● **Exercise**: Your response must be made up of each line in the data below that contains the string "file".
Dataset records Block Start
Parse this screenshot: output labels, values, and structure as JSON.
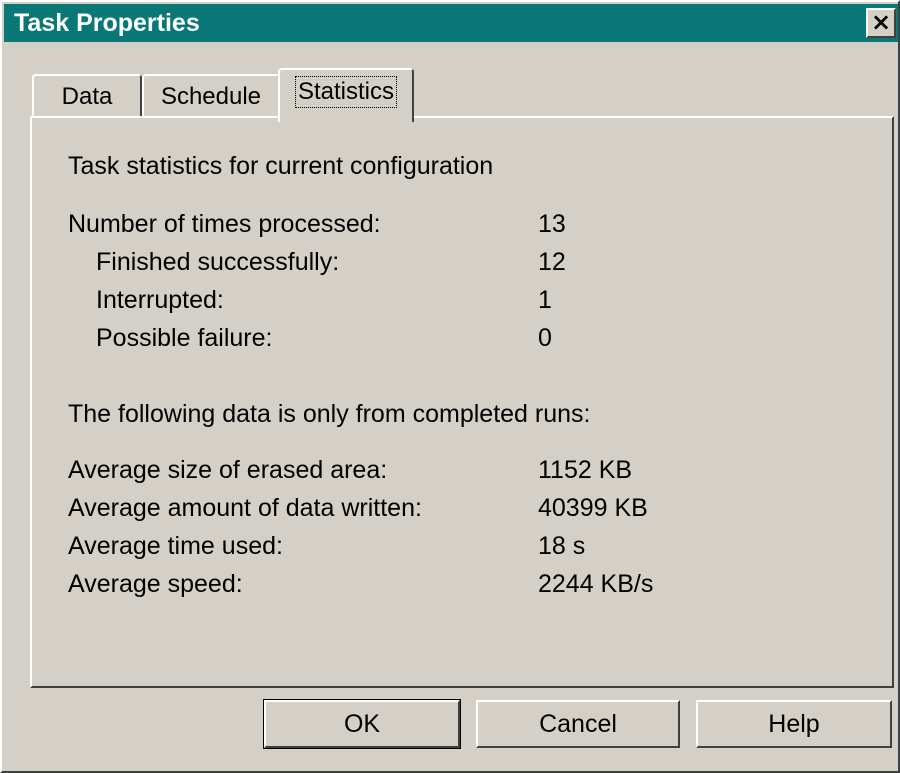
{
  "window": {
    "title": "Task Properties",
    "close_label": "×"
  },
  "tabs": [
    {
      "label": "Data",
      "active": false
    },
    {
      "label": "Schedule",
      "active": false
    },
    {
      "label": "Statistics",
      "active": true
    }
  ],
  "statistics": {
    "heading": "Task statistics for current configuration",
    "processed": {
      "label": "Number of times processed:",
      "value": "13"
    },
    "finished": {
      "label": "Finished successfully:",
      "value": "12"
    },
    "interrupted": {
      "label": "Interrupted:",
      "value": "1"
    },
    "failure": {
      "label": "Possible failure:",
      "value": "0"
    },
    "completed_heading": "The following data is only from completed runs:",
    "avg_erased": {
      "label": "Average size of erased area:",
      "value": "1152 KB"
    },
    "avg_written": {
      "label": "Average amount of data written:",
      "value": "40399 KB"
    },
    "avg_time": {
      "label": "Average time used:",
      "value": "18 s"
    },
    "avg_speed": {
      "label": "Average speed:",
      "value": "2244 KB/s"
    }
  },
  "buttons": {
    "ok": "OK",
    "cancel": "Cancel",
    "help": "Help"
  },
  "colors": {
    "titlebar": "#0a7777",
    "face": "#d4d0c8"
  }
}
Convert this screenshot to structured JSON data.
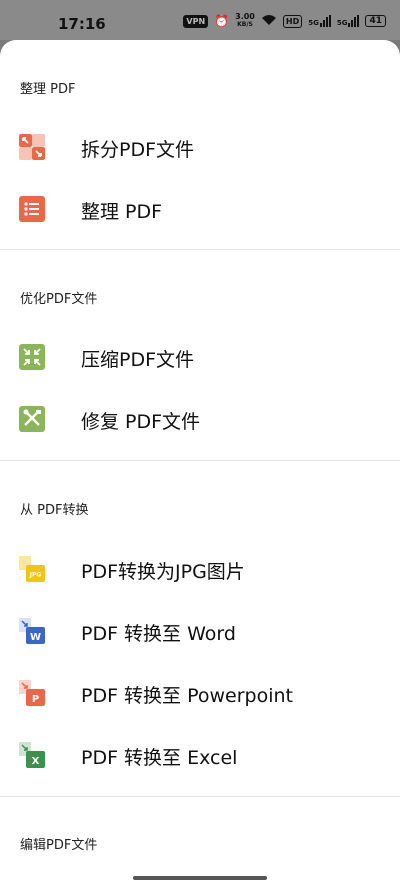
{
  "status_bar": {
    "time": "17:16",
    "vpn": "VPN",
    "speed_value": "3.00",
    "speed_unit": "KB/S",
    "hd": "HD",
    "net1": "5G",
    "net2": "5G",
    "battery": "41"
  },
  "sections": [
    {
      "title": "整理 PDF",
      "items": [
        {
          "label": "拆分PDF文件",
          "icon": "split-icon"
        },
        {
          "label": "整理 PDF",
          "icon": "list-icon"
        }
      ]
    },
    {
      "title": "优化PDF文件",
      "items": [
        {
          "label": "压缩PDF文件",
          "icon": "compress-icon"
        },
        {
          "label": "修复 PDF文件",
          "icon": "repair-tools-icon"
        }
      ]
    },
    {
      "title": "从 PDF转换",
      "items": [
        {
          "label": "PDF转换为JPG图片",
          "icon": "jpg-file-icon",
          "badge": "JPG"
        },
        {
          "label": "PDF 转换至 Word",
          "icon": "word-file-icon",
          "badge": "W"
        },
        {
          "label": "PDF 转换至 Powerpoint",
          "icon": "powerpoint-file-icon",
          "badge": "P"
        },
        {
          "label": "PDF 转换至 Excel",
          "icon": "excel-file-icon",
          "badge": "X"
        }
      ]
    },
    {
      "title": "编辑PDF文件",
      "items": []
    }
  ],
  "colors": {
    "organize": "#e8694a",
    "optimize": "#8bb55a",
    "jpg": "#f2c418",
    "word": "#3a66c4",
    "powerpoint": "#e8694a",
    "excel": "#3f8f4e"
  }
}
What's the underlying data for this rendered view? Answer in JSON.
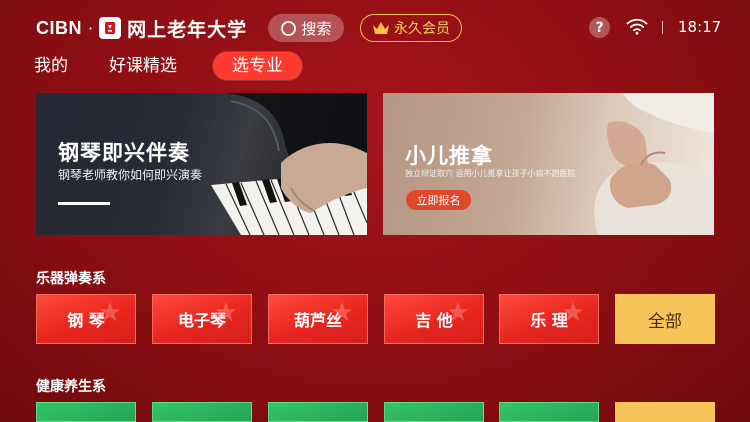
{
  "header": {
    "brand_cibn": "CIBN",
    "brand_dot": "·",
    "brand_name": "网上老年大学",
    "search_label": "搜索",
    "vip_label": "永久会员",
    "help_label": "?",
    "time": "18:17"
  },
  "tabs": [
    {
      "label": "我的",
      "active": false
    },
    {
      "label": "好课精选",
      "active": false
    },
    {
      "label": "选专业",
      "active": true
    }
  ],
  "banners": [
    {
      "title": "钢琴即兴伴奏",
      "subtitle": "钢琴老师教你如何即兴演奏"
    },
    {
      "title": "小儿推拿",
      "subtitle": "独立辩证取穴 运用小儿推拿让孩子小病不跑医院",
      "cta": "立即报名"
    }
  ],
  "sections": [
    {
      "title": "乐器弹奏系",
      "items": [
        "钢 琴",
        "电子琴",
        "葫芦丝",
        "吉 他",
        "乐 理"
      ],
      "all_label": "全部"
    },
    {
      "title": "健康养生系"
    }
  ],
  "colors": {
    "background": "#9a1217",
    "active_tab": "#ff3b2f",
    "vip_gold": "#f5c24a",
    "chip_red": "#e8261f",
    "chip_all": "#f7c45a",
    "chip_green": "#2bb35f"
  }
}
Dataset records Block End
● **Task answer**:
          "icon": "jpg-file-icon",
          "icon": "word-file-icon",
          "icon": "powerpoint-file-icon",
          "icon": "excel-file-icon",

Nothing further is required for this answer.